His funeral was held this morning. The Indian government deployed troops and blocked the Internet to stop protests. Al-Qaeda includes Kashmir among the territories to be reconquered through global jihad. For top Taliban official Anas Haqqani, the new Afghan government will not intervene in the region. Extremists play the moderate card because they need international support and funding.
New Delhi (AsiaNews/Agencies) – Syed Ali Geelani died at the age of 92 at his home in Srinagar after a long illness. He was buried this morning.

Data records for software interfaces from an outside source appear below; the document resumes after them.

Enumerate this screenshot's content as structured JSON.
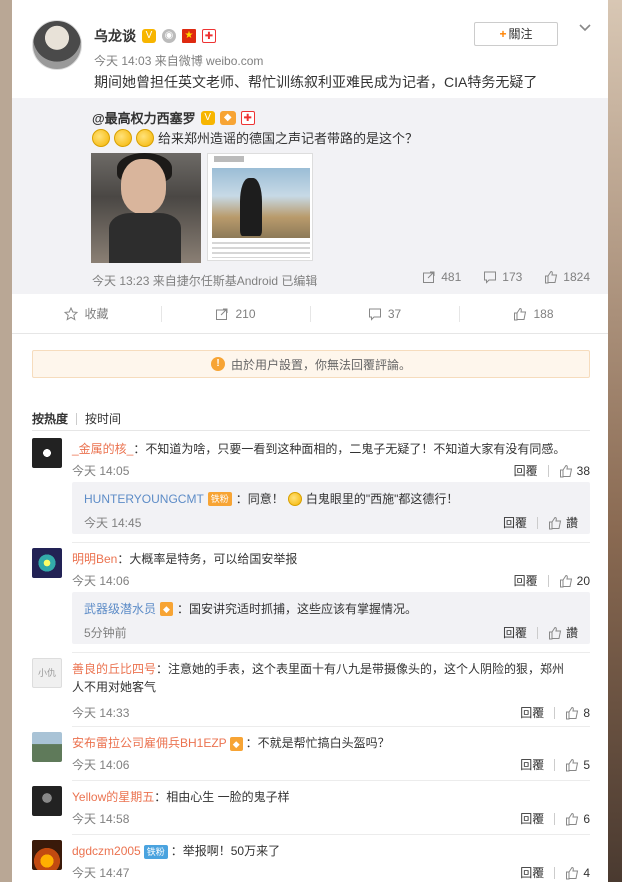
{
  "post": {
    "author": "乌龙谈",
    "time": "今天 14:03",
    "source": "来自微博 weibo.com",
    "text": "期间她曾担任英文老师、帮忙训练叙利亚难民成为记者，CIA特务无疑了",
    "follow_label": "關注",
    "follow_plus": "+"
  },
  "repost": {
    "at_author": "@最高权力西塞罗",
    "text": "给来郑州造谣的德国之声记者带路的是这个？",
    "meta": "今天 13:23 来自捷尔任斯基Android  已编辑",
    "forwards": "481",
    "comments": "173",
    "likes": "1824"
  },
  "actions": {
    "favorite": "收藏",
    "forward": "210",
    "comment": "37",
    "like": "188"
  },
  "comments_section": {
    "notice": "由於用户設置，你無法回覆評論。",
    "tab_hot": "按热度",
    "tab_time": "按时间",
    "reply_label": "回覆",
    "items": [
      {
        "user": "_金属的核_",
        "text": "：不知道为啥，只要一看到这种面相的，二鬼子无疑了！不知道大家有没有同感。",
        "time": "今天 14:05",
        "likes": "38"
      },
      {
        "user": "HUNTERYOUNGCMT",
        "badge": "铁粉",
        "text": "：同意！",
        "text2": "白鬼眼里的\"西施\"都这德行！",
        "time": "今天 14:45",
        "likes": "讚"
      },
      {
        "user": "明明Ben",
        "text": "：大概率是特务，可以给国安举报",
        "time": "今天 14:06",
        "likes": "20"
      },
      {
        "user": "武器级潜水员",
        "text": "：国安讲究适时抓捕，这些应该有掌握情况。",
        "time": "5分钟前",
        "likes": "讚"
      },
      {
        "user": "善良的丘比四号",
        "text": "：注意她的手表，这个表里面十有八九是带摄像头的，这个人阴险的狠，郑州人不用对她客气",
        "time": "今天 14:33",
        "likes": "8"
      },
      {
        "user": "安布雷拉公司雇佣兵BH1EZP",
        "text": "：不就是帮忙搞白头盔吗？",
        "time": "今天 14:06",
        "likes": "5"
      },
      {
        "user": "Yellow的星期五",
        "text": "：相由心生 一脸的鬼子样",
        "time": "今天 14:58",
        "likes": "6"
      },
      {
        "user": "dgdczm2005",
        "badge": "铁粉",
        "text": "：举报啊！50万来了",
        "time": "今天 14:47",
        "likes": "4"
      }
    ]
  },
  "colors": {
    "accent": "#ff8200",
    "link": "#eb7350",
    "blue_link": "#5d8cc7",
    "repost_bg": "#f2f2f5"
  }
}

A long-time advocate for Muslim majority Kashmir, a region divided between India and Pakistan, he had spent the past 11 years under house arrest for his opposition to the Indian government. He sought Kashmir’s secession from India in favour of merger with Pakistan.

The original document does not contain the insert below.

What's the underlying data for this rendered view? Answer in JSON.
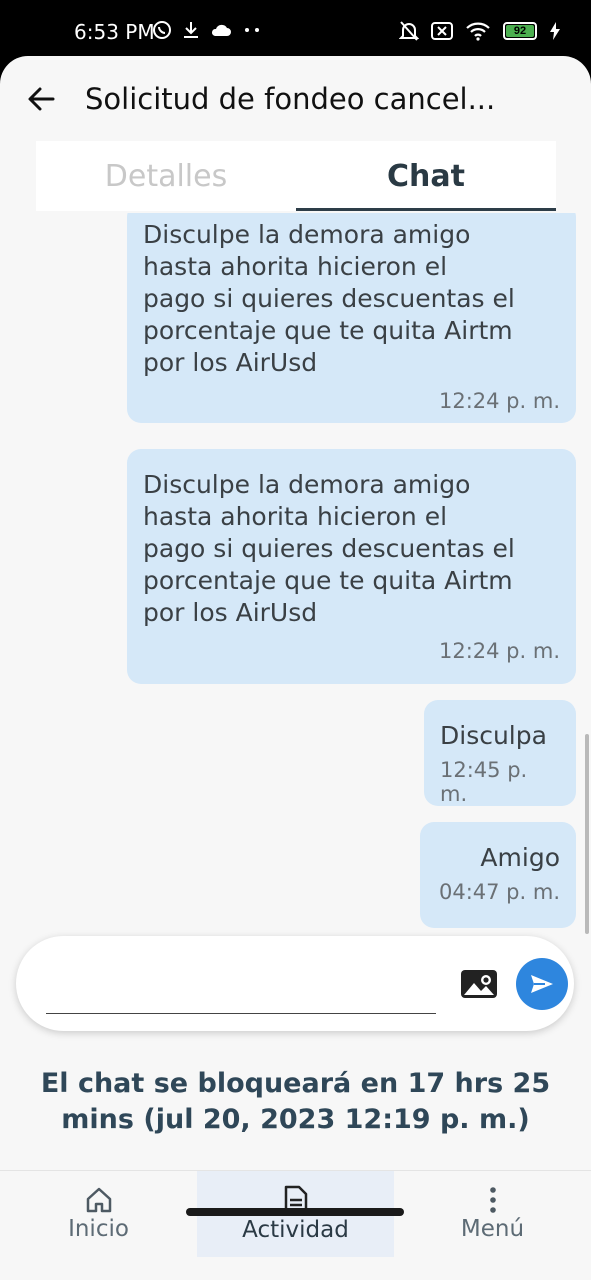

Indian authorities, who control Srinagar, Kashmir’s main city, deployed troops during Geelani’s funeral service. Indian soldiers surrounded his home with barbed wire fences and suspended Internet services. India takes such measures whenever tensions rise in Kashmir.
Although India and Pakistan administer different parts of the territory, the two countries have claimed the whole since the 1947 partition.

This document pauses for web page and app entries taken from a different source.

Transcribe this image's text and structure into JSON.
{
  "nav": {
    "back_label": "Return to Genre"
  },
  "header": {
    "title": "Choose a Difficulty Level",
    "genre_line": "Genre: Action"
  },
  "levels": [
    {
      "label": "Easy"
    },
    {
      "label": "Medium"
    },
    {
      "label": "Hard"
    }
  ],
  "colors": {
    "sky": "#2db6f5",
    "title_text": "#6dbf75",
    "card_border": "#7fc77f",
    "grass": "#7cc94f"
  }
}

In 2019Indian Prime Minister Narendra Modi’s government banned Jamaat-e-Islami, a political-religious organisation founded by Geelani. Until 2020, the latter was president of the All Parties Hurriyat Conference, an alliance of a dozen Kashmiri separatist parties.
Recently, al-Qaeda posted a list of territories that must be liberated through global jihad; it included Kashmir.
“With the help of Allah, this historic victory [by the Taleban in Afghanistan] will open the way for the Muslim masses to achieve liberation from the despotic rule of tyrants who have been imposed by the West on the Islamic world,” said As-Sahab, al-Qaida’s official media outlet in Pakistan and Afghanistan
The list also includes the Levant and the Islamic Maghreb, but not Xinjiang and Chechnya, most likely because Russia and China have not closed their embassies in Kabul and have shown themselves willing to back the Taliban.
Afghan jihadists now present themselves as ambassadors of peace (see their Twitter accounts), but according to several observers, their moderation is a way to obtain much needed international legitimacy and financial aid.
Talks to form a new Afghan government are over. According to Muhammad Jalal, one of the group’s top leaders, it will be announced tomorrow after Friday prayers.
Meanwhile, the Taliban’s reconquest of Afghanistan has galvanised extremist groups in the region, including in Kashmir. The best known of those affiliated with al-Qaeda is Ansar Ghazwat-ul-Hind, but recently some smaller groups have sworn allegiance (bay'a) to the Taliban.
Two organisations supported by Pakistan’s intelligence services are also active in Kashmir, Jaish-e-Mohammad (which, like the Taliban, are inspired by the Deobandi movement), and Lashkar-e Taiba.
The current tense situation is raising concern in India. However, Anas Haqqani, the youngest son of the founder of the Haqqani Network, told CNN-News18 that he will not support Jaish-e-Mohammad nor Lashkar-e Taiba because he does not want to interfere in Kashmiri affairs.
Likewise, Haqqani said that he expects neighbouring countries (i.e., India) not to interfere in the domestic politics of the new Islamic Emirate.
A few days ago, Sher Mohammad Abbas Stanikzai, the head of the Taliban political office in Doha, said that the new Afghanistan wants to maintain close relations with India, especially in terms of the economy and trade.
Stanikzai also hinted at the possible opening of a land trade route through Pakistan because, despite political problems, India remains a major trading partner.